Work request: Every line of the records below that has the word "JSON" should be copied.

Excerpts from an interface dataset:
↓

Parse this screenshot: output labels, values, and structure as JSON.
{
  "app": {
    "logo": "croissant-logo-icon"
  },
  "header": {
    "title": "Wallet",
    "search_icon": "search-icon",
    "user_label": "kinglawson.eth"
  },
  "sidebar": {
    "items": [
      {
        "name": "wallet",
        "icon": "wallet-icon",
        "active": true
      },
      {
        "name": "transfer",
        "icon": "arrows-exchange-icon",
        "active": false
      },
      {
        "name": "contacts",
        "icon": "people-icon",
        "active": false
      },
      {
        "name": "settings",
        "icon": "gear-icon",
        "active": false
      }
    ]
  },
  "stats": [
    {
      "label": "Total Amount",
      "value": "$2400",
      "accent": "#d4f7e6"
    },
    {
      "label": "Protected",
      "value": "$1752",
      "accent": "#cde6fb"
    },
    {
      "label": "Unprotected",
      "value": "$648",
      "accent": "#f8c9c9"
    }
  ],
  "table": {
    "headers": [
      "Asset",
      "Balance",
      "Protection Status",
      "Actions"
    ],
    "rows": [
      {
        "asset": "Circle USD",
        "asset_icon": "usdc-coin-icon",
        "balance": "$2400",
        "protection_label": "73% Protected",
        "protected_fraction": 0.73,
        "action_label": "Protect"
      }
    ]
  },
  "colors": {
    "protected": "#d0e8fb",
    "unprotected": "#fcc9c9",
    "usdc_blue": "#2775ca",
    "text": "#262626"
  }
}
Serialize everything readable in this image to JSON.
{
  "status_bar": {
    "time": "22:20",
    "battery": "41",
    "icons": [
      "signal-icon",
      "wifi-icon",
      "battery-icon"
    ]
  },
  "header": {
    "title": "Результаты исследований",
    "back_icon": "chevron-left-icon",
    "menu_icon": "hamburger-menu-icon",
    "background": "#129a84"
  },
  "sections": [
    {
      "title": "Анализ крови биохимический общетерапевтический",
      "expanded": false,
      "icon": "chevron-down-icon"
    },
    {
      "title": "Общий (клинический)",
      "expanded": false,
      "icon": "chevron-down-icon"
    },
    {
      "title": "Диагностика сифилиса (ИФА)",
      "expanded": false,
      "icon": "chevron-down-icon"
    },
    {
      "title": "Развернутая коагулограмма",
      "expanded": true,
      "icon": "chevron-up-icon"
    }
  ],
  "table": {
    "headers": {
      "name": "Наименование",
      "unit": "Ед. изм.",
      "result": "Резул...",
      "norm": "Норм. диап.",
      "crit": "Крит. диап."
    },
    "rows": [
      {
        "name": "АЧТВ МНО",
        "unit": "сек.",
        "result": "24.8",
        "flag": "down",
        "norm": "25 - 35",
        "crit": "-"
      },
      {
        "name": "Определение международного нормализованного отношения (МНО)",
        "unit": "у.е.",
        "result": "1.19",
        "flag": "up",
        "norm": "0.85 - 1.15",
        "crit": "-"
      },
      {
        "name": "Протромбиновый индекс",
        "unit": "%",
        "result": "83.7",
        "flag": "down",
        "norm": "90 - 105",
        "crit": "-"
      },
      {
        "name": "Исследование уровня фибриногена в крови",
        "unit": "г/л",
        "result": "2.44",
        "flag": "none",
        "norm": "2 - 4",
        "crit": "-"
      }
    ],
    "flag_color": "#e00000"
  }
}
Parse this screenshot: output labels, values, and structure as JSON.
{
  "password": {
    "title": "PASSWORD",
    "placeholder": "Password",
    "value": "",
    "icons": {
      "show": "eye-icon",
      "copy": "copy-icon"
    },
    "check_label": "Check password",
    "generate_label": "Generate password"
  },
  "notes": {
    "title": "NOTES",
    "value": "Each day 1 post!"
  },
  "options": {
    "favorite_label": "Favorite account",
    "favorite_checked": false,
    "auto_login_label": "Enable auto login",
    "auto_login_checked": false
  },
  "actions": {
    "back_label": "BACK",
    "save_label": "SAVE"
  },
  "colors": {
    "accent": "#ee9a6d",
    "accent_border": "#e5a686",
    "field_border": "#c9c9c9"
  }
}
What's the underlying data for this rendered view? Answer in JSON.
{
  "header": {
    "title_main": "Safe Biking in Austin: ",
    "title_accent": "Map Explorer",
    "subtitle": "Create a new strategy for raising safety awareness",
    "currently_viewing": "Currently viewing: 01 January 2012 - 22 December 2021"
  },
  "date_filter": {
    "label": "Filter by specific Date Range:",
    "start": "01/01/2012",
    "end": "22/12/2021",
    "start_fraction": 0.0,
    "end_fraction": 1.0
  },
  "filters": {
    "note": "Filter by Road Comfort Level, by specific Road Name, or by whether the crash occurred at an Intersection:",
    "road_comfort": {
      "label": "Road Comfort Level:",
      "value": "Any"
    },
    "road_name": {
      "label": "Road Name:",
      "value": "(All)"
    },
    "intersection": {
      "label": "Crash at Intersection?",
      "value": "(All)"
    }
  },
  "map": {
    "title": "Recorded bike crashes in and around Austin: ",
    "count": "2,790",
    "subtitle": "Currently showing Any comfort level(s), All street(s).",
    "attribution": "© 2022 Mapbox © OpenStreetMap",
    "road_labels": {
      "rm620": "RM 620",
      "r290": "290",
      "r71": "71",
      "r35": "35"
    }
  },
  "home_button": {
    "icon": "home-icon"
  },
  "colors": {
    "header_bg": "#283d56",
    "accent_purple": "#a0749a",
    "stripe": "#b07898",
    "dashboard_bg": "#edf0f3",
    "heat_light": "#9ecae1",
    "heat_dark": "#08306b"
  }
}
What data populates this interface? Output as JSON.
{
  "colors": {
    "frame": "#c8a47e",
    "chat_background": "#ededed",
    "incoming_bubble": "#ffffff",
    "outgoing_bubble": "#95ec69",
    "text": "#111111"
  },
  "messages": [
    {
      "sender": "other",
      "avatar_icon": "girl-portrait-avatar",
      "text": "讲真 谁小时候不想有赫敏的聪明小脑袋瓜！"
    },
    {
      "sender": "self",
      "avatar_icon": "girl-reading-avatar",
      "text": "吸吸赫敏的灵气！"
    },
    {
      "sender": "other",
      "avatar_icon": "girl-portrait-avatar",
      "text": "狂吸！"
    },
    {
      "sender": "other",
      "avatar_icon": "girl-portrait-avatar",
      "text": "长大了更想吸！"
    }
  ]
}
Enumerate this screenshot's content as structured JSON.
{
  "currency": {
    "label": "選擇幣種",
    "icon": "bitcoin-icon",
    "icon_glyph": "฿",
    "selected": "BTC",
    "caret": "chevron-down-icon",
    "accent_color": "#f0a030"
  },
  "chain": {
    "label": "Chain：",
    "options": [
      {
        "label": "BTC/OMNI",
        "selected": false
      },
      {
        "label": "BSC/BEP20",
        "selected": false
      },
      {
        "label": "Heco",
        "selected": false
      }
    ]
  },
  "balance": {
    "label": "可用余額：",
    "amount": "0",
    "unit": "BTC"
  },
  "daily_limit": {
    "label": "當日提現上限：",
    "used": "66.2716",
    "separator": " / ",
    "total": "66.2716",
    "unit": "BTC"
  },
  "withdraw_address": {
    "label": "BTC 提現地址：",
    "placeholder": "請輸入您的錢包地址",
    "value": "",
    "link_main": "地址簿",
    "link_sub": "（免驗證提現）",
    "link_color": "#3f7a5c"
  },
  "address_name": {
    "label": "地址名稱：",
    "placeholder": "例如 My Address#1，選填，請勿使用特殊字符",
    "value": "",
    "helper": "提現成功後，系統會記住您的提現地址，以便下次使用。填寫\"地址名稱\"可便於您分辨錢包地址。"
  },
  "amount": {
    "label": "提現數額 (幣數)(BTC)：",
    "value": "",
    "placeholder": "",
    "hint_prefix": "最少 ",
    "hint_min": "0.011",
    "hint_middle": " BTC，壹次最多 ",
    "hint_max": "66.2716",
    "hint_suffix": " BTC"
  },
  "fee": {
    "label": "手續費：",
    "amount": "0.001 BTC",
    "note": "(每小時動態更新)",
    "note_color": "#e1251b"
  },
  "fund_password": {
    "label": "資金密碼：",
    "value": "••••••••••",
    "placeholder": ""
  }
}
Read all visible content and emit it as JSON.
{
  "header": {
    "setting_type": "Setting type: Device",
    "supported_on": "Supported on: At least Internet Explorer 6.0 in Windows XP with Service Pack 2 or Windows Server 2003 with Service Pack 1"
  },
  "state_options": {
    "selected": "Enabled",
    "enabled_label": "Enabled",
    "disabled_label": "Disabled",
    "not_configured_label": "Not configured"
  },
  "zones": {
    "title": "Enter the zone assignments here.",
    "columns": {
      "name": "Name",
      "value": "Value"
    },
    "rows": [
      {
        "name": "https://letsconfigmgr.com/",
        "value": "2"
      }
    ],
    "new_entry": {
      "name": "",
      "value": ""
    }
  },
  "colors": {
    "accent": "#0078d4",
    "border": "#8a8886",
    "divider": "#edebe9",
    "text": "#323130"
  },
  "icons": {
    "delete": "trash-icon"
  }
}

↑

The completed task:
Parse this screenshot: output labels, values, and structure as JSON.
Serialize everything readable in this image to JSON.
Parse this screenshot: output labels, values, and structure as JSON.
What's the underlying data for this rendered view? Answer in JSON.
What data populates this interface? Output as JSON.
Enumerate this screenshot's content as structured JSON.
Read all visible content and emit it as JSON.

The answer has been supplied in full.